> [What the task asks]: Retype the complete listing exactly as it appears.

> [Working data]:

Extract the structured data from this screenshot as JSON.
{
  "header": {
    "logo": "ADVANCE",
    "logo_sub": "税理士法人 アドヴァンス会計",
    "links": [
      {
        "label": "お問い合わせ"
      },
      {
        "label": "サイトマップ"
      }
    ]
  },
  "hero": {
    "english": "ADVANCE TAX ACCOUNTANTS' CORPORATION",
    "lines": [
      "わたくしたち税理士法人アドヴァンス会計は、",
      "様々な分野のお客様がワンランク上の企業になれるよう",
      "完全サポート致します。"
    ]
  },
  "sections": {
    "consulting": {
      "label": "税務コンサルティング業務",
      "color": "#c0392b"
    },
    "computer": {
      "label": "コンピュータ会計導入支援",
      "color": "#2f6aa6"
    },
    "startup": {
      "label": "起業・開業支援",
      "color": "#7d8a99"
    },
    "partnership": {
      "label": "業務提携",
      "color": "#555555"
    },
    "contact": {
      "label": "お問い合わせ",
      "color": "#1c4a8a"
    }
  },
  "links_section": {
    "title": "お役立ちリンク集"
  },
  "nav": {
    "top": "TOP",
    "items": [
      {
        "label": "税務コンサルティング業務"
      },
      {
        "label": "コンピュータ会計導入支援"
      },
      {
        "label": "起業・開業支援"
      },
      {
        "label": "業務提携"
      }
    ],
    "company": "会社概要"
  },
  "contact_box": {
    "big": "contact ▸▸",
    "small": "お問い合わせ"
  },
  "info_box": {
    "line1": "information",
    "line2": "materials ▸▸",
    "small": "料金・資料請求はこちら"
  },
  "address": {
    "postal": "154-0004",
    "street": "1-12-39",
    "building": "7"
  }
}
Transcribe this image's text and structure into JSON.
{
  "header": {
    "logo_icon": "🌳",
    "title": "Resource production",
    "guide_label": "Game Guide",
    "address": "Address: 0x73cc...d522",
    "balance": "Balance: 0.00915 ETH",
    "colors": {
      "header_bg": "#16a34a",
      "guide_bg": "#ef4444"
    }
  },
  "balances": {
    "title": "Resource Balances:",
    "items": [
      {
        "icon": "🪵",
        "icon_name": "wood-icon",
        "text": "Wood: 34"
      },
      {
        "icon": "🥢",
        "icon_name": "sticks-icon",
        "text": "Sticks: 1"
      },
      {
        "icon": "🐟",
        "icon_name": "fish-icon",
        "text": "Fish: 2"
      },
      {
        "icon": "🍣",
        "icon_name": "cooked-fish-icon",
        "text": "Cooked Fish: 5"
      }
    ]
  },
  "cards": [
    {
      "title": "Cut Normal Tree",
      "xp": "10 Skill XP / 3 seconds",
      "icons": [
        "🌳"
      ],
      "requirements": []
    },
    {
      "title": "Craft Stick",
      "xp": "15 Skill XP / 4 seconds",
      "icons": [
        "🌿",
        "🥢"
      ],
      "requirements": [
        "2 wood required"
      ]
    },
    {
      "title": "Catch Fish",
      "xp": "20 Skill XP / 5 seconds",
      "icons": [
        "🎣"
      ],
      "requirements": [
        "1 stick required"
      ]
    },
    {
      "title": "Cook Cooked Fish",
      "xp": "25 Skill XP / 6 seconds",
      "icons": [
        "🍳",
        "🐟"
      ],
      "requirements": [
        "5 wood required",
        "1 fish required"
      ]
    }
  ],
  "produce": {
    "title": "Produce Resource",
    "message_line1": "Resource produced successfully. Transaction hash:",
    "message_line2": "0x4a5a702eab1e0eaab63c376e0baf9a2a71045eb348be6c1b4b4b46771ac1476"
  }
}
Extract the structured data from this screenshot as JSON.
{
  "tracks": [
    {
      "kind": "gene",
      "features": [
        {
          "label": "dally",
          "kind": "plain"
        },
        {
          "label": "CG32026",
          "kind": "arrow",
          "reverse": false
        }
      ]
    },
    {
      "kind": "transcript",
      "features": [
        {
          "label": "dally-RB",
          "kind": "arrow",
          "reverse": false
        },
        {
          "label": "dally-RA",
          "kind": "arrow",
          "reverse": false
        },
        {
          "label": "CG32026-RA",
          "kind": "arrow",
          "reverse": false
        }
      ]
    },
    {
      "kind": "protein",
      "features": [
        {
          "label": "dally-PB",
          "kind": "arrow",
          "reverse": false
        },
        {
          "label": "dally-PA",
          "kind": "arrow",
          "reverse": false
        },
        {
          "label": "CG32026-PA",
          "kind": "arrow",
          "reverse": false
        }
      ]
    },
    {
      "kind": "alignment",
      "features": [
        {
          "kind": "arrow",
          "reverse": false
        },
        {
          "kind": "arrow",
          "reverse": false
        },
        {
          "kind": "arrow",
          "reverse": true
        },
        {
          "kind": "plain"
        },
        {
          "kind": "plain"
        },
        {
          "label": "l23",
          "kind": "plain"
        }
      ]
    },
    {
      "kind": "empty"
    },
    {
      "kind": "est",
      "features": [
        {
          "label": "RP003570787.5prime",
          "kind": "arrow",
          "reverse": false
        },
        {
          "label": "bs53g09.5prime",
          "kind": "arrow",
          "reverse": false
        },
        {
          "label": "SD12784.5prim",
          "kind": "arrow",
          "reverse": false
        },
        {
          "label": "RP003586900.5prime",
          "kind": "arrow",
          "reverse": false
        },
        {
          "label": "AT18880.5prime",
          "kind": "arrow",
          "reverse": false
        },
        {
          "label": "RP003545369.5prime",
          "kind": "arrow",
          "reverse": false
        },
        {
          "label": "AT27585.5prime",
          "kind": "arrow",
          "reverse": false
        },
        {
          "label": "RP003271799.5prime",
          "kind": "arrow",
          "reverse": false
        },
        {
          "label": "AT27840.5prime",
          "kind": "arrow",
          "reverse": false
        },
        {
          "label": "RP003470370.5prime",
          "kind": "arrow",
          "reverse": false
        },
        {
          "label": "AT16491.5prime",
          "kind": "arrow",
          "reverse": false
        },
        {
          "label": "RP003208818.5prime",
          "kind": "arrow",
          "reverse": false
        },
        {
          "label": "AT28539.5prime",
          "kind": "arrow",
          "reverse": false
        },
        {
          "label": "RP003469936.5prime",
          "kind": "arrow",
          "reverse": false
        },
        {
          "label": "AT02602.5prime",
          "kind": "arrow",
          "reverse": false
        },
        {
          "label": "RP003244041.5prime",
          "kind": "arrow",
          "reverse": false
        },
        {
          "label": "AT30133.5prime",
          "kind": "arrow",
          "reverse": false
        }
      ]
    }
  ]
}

> [Result of this exercise]:
Extract the structured data from this screenshot as JSON.
{
  "header": {
    "logo": "ADVANCE",
    "logo_sub": "税理士法人 アドヴァンス会計",
    "links": [
      {
        "label": "お問い合わせ"
      },
      {
        "label": "サイトマップ"
      }
    ]
  },
  "hero": {
    "english": "ADVANCE TAX ACCOUNTANTS' CORPORATION",
    "lines": [
      "わたくしたち税理士法人アドヴァンス会計は、",
      "様々な分野のお客様がワンランク上の企業になれるよう",
      "完全サポート致します。"
    ]
  },
  "sections": {
    "consulting": {
      "label": "税務コンサルティング業務",
      "color": "#c0392b"
    },
    "computer": {
      "label": "コンピュータ会計導入支援",
      "color": "#2f6aa6"
    },
    "startup": {
      "label": "起業・開業支援",
      "color": "#7d8a99"
    },
    "partnership": {
      "label": "業務提携",
      "color": "#555555"
    },
    "contact": {
      "label": "お問い合わせ",
      "color": "#1c4a8a"
    }
  },
  "links_section": {
    "title": "お役立ちリンク集"
  },
  "nav": {
    "top": "TOP",
    "items": [
      {
        "label": "税務コンサルティング業務"
      },
      {
        "label": "コンピュータ会計導入支援"
      },
      {
        "label": "起業・開業支援"
      },
      {
        "label": "業務提携"
      }
    ],
    "company": "会社概要"
  },
  "contact_box": {
    "big": "contact ▸▸",
    "small": "お問い合わせ"
  },
  "info_box": {
    "line1": "information",
    "line2": "materials ▸▸",
    "small": "料金・資料請求はこちら"
  },
  "address": {
    "postal": "154-0004",
    "street": "1-12-39",
    "building": "7"
  }
}
Transcribe this image's text and structure into JSON.
{
  "header": {
    "logo_icon": "🌳",
    "title": "Resource production",
    "guide_label": "Game Guide",
    "address": "Address: 0x73cc...d522",
    "balance": "Balance: 0.00915 ETH",
    "colors": {
      "header_bg": "#16a34a",
      "guide_bg": "#ef4444"
    }
  },
  "balances": {
    "title": "Resource Balances:",
    "items": [
      {
        "icon": "🪵",
        "icon_name": "wood-icon",
        "text": "Wood: 34"
      },
      {
        "icon": "🥢",
        "icon_name": "sticks-icon",
        "text": "Sticks: 1"
      },
      {
        "icon": "🐟",
        "icon_name": "fish-icon",
        "text": "Fish: 2"
      },
      {
        "icon": "🍣",
        "icon_name": "cooked-fish-icon",
        "text": "Cooked Fish: 5"
      }
    ]
  },
  "cards": [
    {
      "title": "Cut Normal Tree",
      "xp": "10 Skill XP / 3 seconds",
      "icons": [
        "🌳"
      ],
      "requirements": []
    },
    {
      "title": "Craft Stick",
      "xp": "15 Skill XP / 4 seconds",
      "icons": [
        "🌿",
        "🥢"
      ],
      "requirements": [
        "2 wood required"
      ]
    },
    {
      "title": "Catch Fish",
      "xp": "20 Skill XP / 5 seconds",
      "icons": [
        "🎣"
      ],
      "requirements": [
        "1 stick required"
      ]
    },
    {
      "title": "Cook Cooked Fish",
      "xp": "25 Skill XP / 6 seconds",
      "icons": [
        "🍳",
        "🐟"
      ],
      "requirements": [
        "5 wood required",
        "1 fish required"
      ]
    }
  ],
  "produce": {
    "title": "Produce Resource",
    "message_line1": "Resource produced successfully. Transaction hash:",
    "message_line2": "0x4a5a702eab1e0eaab63c376e0baf9a2a71045eb348be6c1b4b4b46771ac1476"
  }
}
Extract the structured data from this screenshot as JSON.
{
  "tracks": [
    {
      "kind": "gene",
      "features": [
        {
          "label": "dally",
          "kind": "plain"
        },
        {
          "label": "CG32026",
          "kind": "arrow",
          "reverse": false
        }
      ]
    },
    {
      "kind": "transcript",
      "features": [
        {
          "label": "dally-RB",
          "kind": "arrow",
          "reverse": false
        },
        {
          "label": "dally-RA",
          "kind": "arrow",
          "reverse": false
        },
        {
          "label": "CG32026-RA",
          "kind": "arrow",
          "reverse": false
        }
      ]
    },
    {
      "kind": "protein",
      "features": [
        {
          "label": "dally-PB",
          "kind": "arrow",
          "reverse": false
        },
        {
          "label": "dally-PA",
          "kind": "arrow",
          "reverse": false
        },
        {
          "label": "CG32026-PA",
          "kind": "arrow",
          "reverse": false
        }
      ]
    },
    {
      "kind": "alignment",
      "features": [
        {
          "kind": "arrow",
          "reverse": false
        },
        {
          "kind": "arrow",
          "reverse": false
        },
        {
          "kind": "arrow",
          "reverse": true
        },
        {
          "kind": "plain"
        },
        {
          "kind": "plain"
        },
        {
          "label": "l23",
          "kind": "plain"
        }
      ]
    },
    {
      "kind": "empty"
    },
    {
      "kind": "est",
      "features": [
        {
          "label": "RP003570787.5prime",
          "kind": "arrow",
          "reverse": false
        },
        {
          "label": "bs53g09.5prime",
          "kind": "arrow",
          "reverse": false
        },
        {
          "label": "SD12784.5prim",
          "kind": "arrow",
          "reverse": false
        },
        {
          "label": "RP003586900.5prime",
          "kind": "arrow",
          "reverse": false
        },
        {
          "label": "AT18880.5prime",
          "kind": "arrow",
          "reverse": false
        },
        {
          "label": "RP003545369.5prime",
          "kind": "arrow",
          "reverse": false
        },
        {
          "label": "AT27585.5prime",
          "kind": "arrow",
          "reverse": false
        },
        {
          "label": "RP003271799.5prime",
          "kind": "arrow",
          "reverse": false
        },
        {
          "label": "AT27840.5prime",
          "kind": "arrow",
          "reverse": false
        },
        {
          "label": "RP003470370.5prime",
          "kind": "arrow",
          "reverse": false
        },
        {
          "label": "AT16491.5prime",
          "kind": "arrow",
          "reverse": false
        },
        {
          "label": "RP003208818.5prime",
          "kind": "arrow",
          "reverse": false
        },
        {
          "label": "AT28539.5prime",
          "kind": "arrow",
          "reverse": false
        },
        {
          "label": "RP003469936.5prime",
          "kind": "arrow",
          "reverse": false
        },
        {
          "label": "AT02602.5prime",
          "kind": "arrow",
          "reverse": false
        },
        {
          "label": "RP003244041.5prime",
          "kind": "arrow",
          "reverse": false
        },
        {
          "label": "AT30133.5prime",
          "kind": "arrow",
          "reverse": false
        }
      ]
    }
  ]
}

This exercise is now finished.